Ge Yang is currently embroiled in a dilemma between a lifetime of attachment to table tennis and a desire to begin the next chapter of his life.
China's five-time Paralympic champion is currently training with the Hebei provincial team in preparation for the ITTF Para Table Tennis Asian Championships (23-31 August), but admits he has not decided if he will compete.
“I do not know if I will join my teammates when the national team holds its training camp ahead of the competition,” he said.
“But if I do, I want to give it everything and leave the court with no regrets,” he added.
Ge describes the past five years since the 2012 London Paralympic Games as “having to helplessly reach the top of the world while going down a slippery slope” for his career. During that period, he hit rock bottom and flirted with the idea of retirement.
“The four years from 2008 to 2012 were the best of my career. I do not remember losing once during that time. I won my first singles gold medal at home in Beijing [in 2008], but after losing [four years later] in London, I started feeling breathless. I had no determination to win anymore. I lost every match I played.”
At the 2016 Paralympic Games in Rio de Janeiro, Ge prevailed, as he reclaimed his Paralympic title in men’s Class 10 singles by defeating Polish athlete Patryk Chojnowski.
“He eliminated me in 2012, so I would be lying if I said I did not go to Brazil with some revenge on my mind,” Ge said.

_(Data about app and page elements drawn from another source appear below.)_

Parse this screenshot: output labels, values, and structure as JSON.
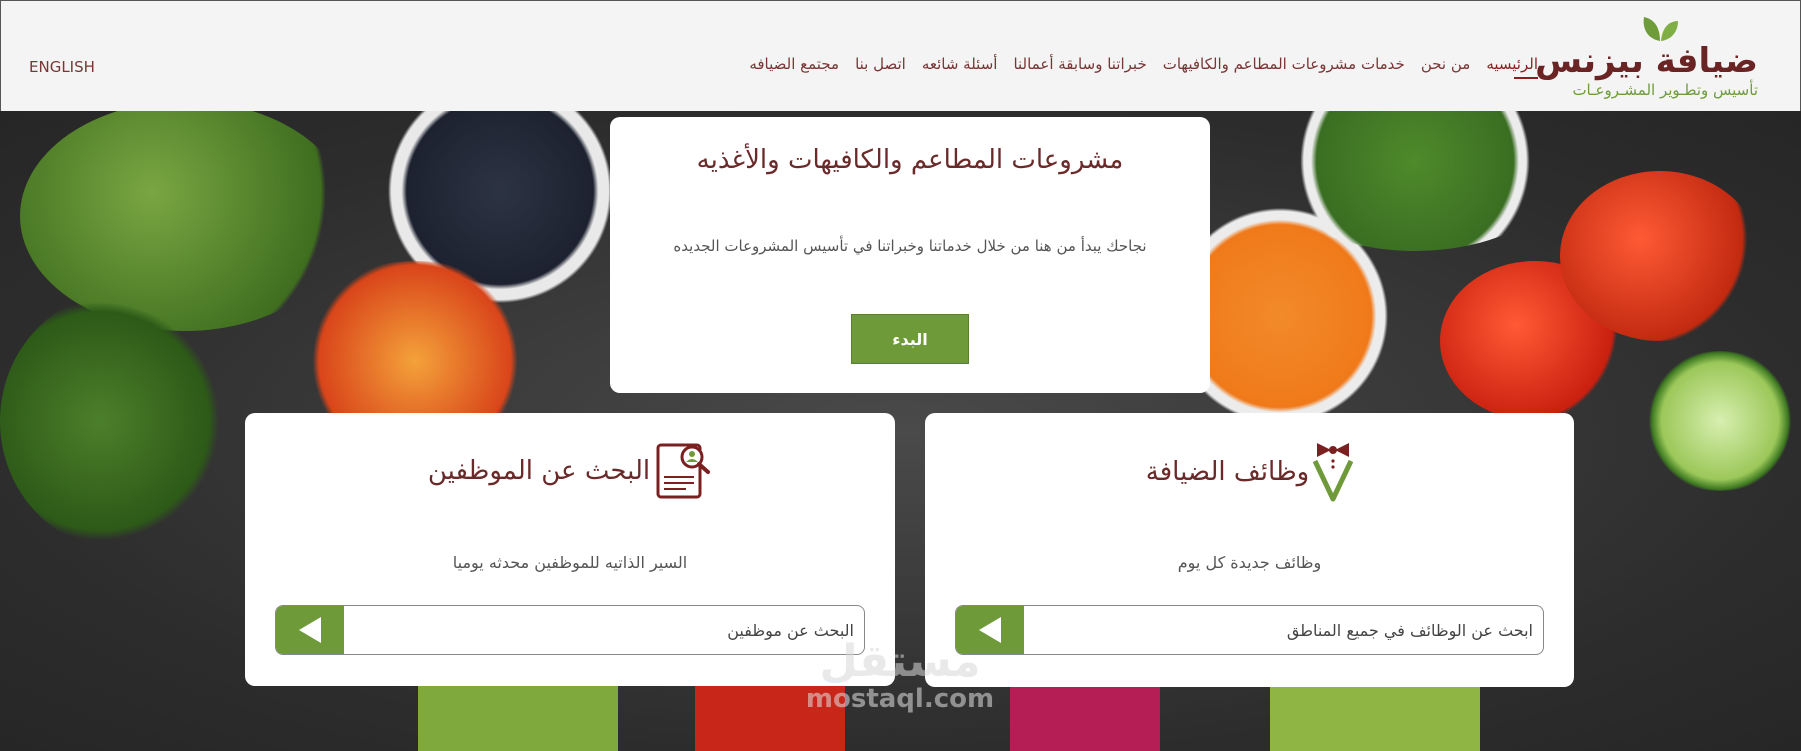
{
  "brand": {
    "name": "ضيافة بيزنس",
    "tagline": "تأسيس وتطـوير المشـروعـات",
    "colors": {
      "primary": "#6b2424",
      "accent": "#6e9c3a"
    }
  },
  "nav": {
    "items": [
      {
        "label": "الرئيسيه",
        "active": true
      },
      {
        "label": "من نحن"
      },
      {
        "label": "خدمات مشروعات المطاعم والكافيهات"
      },
      {
        "label": "خبراتنا وسابقة أعمالنا"
      },
      {
        "label": "أسئلة شائعه"
      },
      {
        "label": "اتصل بنا"
      },
      {
        "label": "مجتمع الضيافه"
      }
    ],
    "language": "ENGLISH"
  },
  "hero": {
    "title": "مشروعات المطاعم والكافيهات والأغذيه",
    "description": "نجاحك يبدأ من هنا من خلال خدماتنا وخبراتنا في تأسيس المشروعات الجديده",
    "cta": "البدء"
  },
  "jobs_card": {
    "title": "وظائف الضيافة",
    "subtitle": "وظائف جديدة كل يوم",
    "search_placeholder": "ابحث عن الوظائف في جميع المناطق",
    "icon": "bowtie-check-icon"
  },
  "staff_card": {
    "title": "البحث عن الموظفين",
    "subtitle": "السير الذاتيه للموظفين محدثه يوميا",
    "search_placeholder": "البحث عن موظفين",
    "icon": "resume-search-icon"
  },
  "watermark": {
    "arabic": "مستقل",
    "latin": "mostaql.com"
  }
}
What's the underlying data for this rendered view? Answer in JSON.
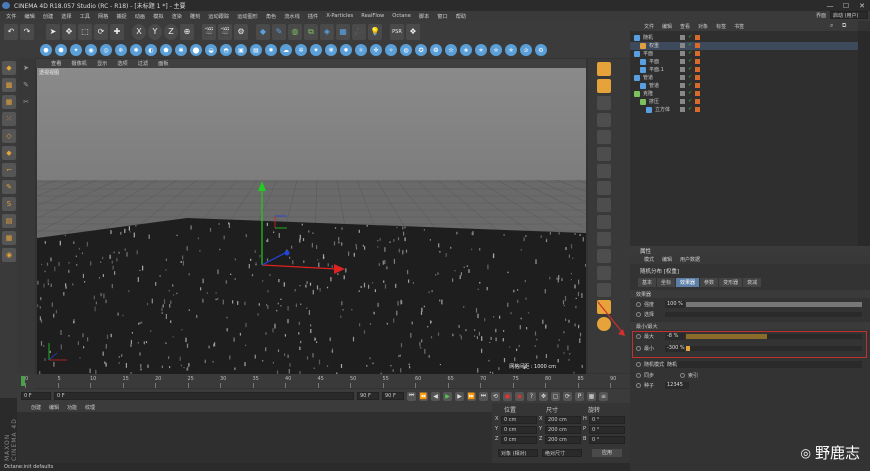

Initially surprised by his own performance in the tournament, Ge remained undefeated, encouraged by his teammate Lian Hao, whom he defeated in the semi-finals.
“I was caught off guard, because [Lian Hao, a newcomer] was playing with the same kind of energy and eagerness as I was when I first competed in the Paralympics,” he explained.
“But then, I won a set, and another followed. Part of me started believing I could win again. I ended up winning against Lian Hao. After the match, he told me that if I could beat him, I could beat [Chojnowski]. And I did.”
After overcoming different types of hardship, Ge also feels different about winning now than he did when he was younger, as a teenager training seven to eight hours a day to achieve his dream of becoming a Paralympic champion.
“This time around, it was not so much about feeling excited after winning, but rather seeing my victory as a testimony of my hard work, my sacrifices and my athletic capacities as one of the older members on the national team,” he said.
For Ge, who will turn 32 in September, table tennis will remain in his life. While he trains for almost five hours every day, he also scouts and trains provincial team prospects in his free time.
“I want to be able to do more non-profit work, because it is so important for me to help disabled children and give them something that will allow them to see the world and achieve something incredible,” he said.
At this point, the question of whether or not he will participate in the Asian Championships does not matter to Ge Yang anymore. He only wants to deservingly summarise his 18-year-old career as a coming-of-age story, in which he has matured and come to understand the significance of triumph through different stages of his life.
“Truly, life is magical. The meaning of my two latest Paralympic gold medals is not about fighting off opponents or being the best in the world. I already knew what that felt like back in 2008. Now, it’s about being comfortable with my place in life and being happy beyond the sport. Table tennis has given me more than anything or anyone else in the world, so I just want to enjoy it while it lasts.”